History in the making
CORPO SANTO SQUARE
For centuries Corpo Santo square, where the hotel stands, was a gathering place for fishermen and a shipyard. Its name comes from the “Nossa Senhora da Graça” hermitage, built on the square in the 15th century, which had an image of Saint Pedro Gonçalves, or "Corpo Santo", which was deemed to be miraculous and was worshiped by fishermen.
The Corpo Santo Historical Hotel is located in an area full of history. Numerous forgotten ancestral artifacts were discovered during the hotel’s construction and its archeological centre, located in the basement of the hotel, offers periodic exhibitions of pieces collected during the dig, such as a ceramic set from the 18th century, 15th and 16th century English pipes and the 32 meters long,14th century, King Ferdinand period wall.
The name of the hotel's restaurant, Porter, is a tribute to the type of beer that was brewed in Corpo Santo square in the 18th century. Corpo Santo was thus associated with the beginnings of the country's brewing industry.
Go with the flow
Discover Lisbon! Saint George’s Castle with its panoramic views of Lisbon; Alfama’s labyrinth of narrow streets and its Fado houses; the Chiado’s shopping streets and the ruins of the Carmo Convent; the Jerónimos Monastery, which watches over the Tagus’ estuary and, of course, the “pasteis de Belém” (custard tarts), to sweeten your visit. Let yourself get carried away by the magic and stories of the city’s every nook and cranny.
Close to the hotel:
Mercado da Ribeira
In 2014 Time Out magazine transformed Lisbon’s largest market into a gourmet food court. This impressive location offers all sorts of different cuisines, from Portuguese to Asian and from burgers to fusion, all created by award-winning chefs and some of Lisbon’s best restaurants.
The Terreiro do Paço
Praça do Comércio, better known as the Terreiro do Paço, or Black Horse square, it is the capital’s most emblematic square and one of the largest in Europe. Sprawled on the bank of the Tagus and surrounded by 18th century buildings, it offers one of the most beautiful 360º views: the city, the river, the impressive architecture, Lisbon’s Cathedral and the Rua Augusta Arch.
The most famous pedestrian street in the city, Rua Augusta attracts tourists and Lisbonians alike, with its numerous shops, restaurants and street entertainment. It connects two of the most beautiful squares in the city, Rossio and Terreiro do Paço.

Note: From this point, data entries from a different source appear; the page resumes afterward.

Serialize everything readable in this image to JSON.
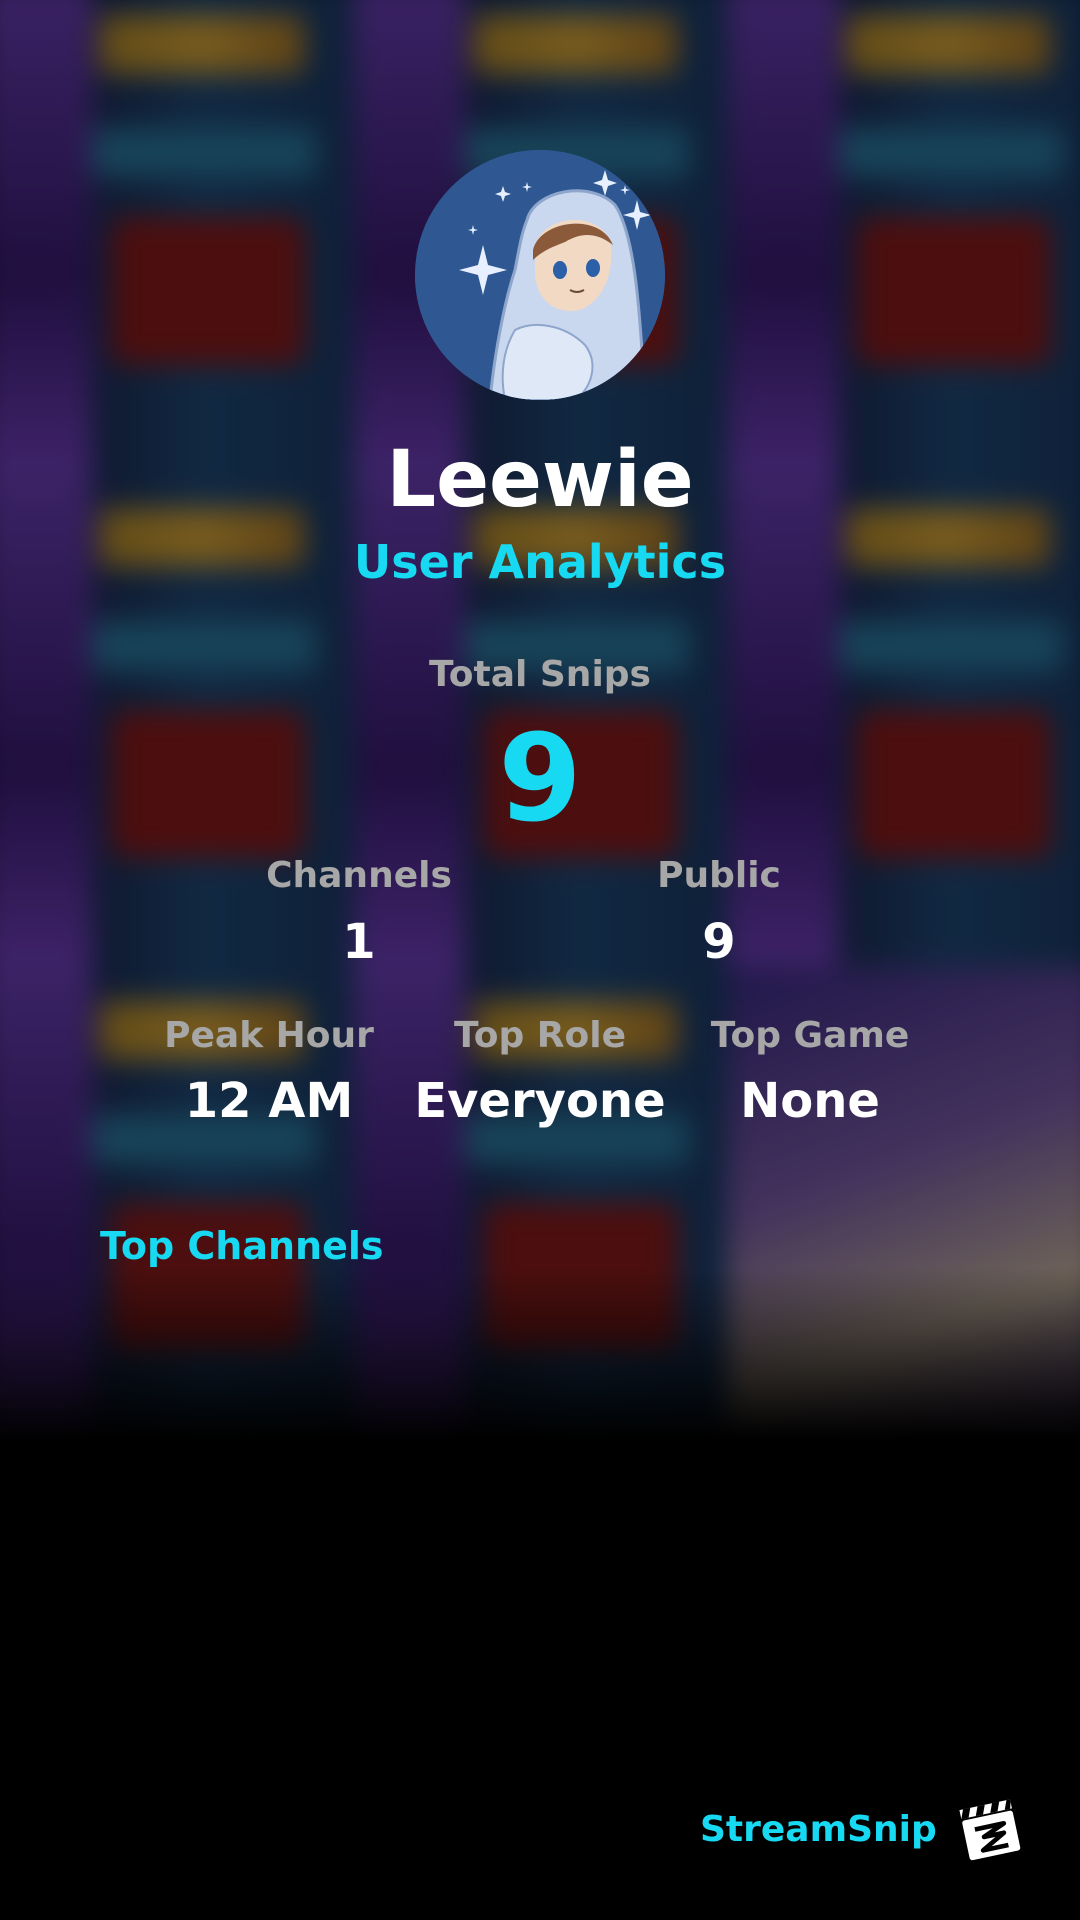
{
  "profile": {
    "username": "Leewie",
    "subtitle": "User Analytics"
  },
  "stats": {
    "total_snips_label": "Total Snips",
    "total_snips_value": "9",
    "channels_label": "Channels",
    "channels_value": "1",
    "public_label": "Public",
    "public_value": "9",
    "peak_hour_label": "Peak Hour",
    "peak_hour_value": "12 AM",
    "top_role_label": "Top Role",
    "top_role_value": "Everyone",
    "top_game_label": "Top Game",
    "top_game_value": "None"
  },
  "sections": {
    "top_channels": "Top Channels"
  },
  "brand": {
    "name": "StreamSnip",
    "logo_icon": "clapperboard-icon"
  },
  "colors": {
    "accent": "#17d9f2",
    "label": "#a7a7a7",
    "text": "#ffffff",
    "background": "#000000"
  }
}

Known for its street commerce, theatres and literary cafes, which were once frequented by writers, poets and intellectuals, the Chiado is one of Lisbon's most symbolic and traditional neighbourhoods. In this cosmopolitan part of town you will find some of Lisbon’s oldest shops, such as the Bertrand bookshop (1747) and the Lisboa em Paris linen shop (1888).
The Bairro Alto
The epicentre of Lisbon’s nightlife, the Bairro Alto is made up of small narrow streets lined with bars, restaurants and shops. Although it is still open to local traffic, it’s a neighbourhood where the streets are crowded with both locals and tourists.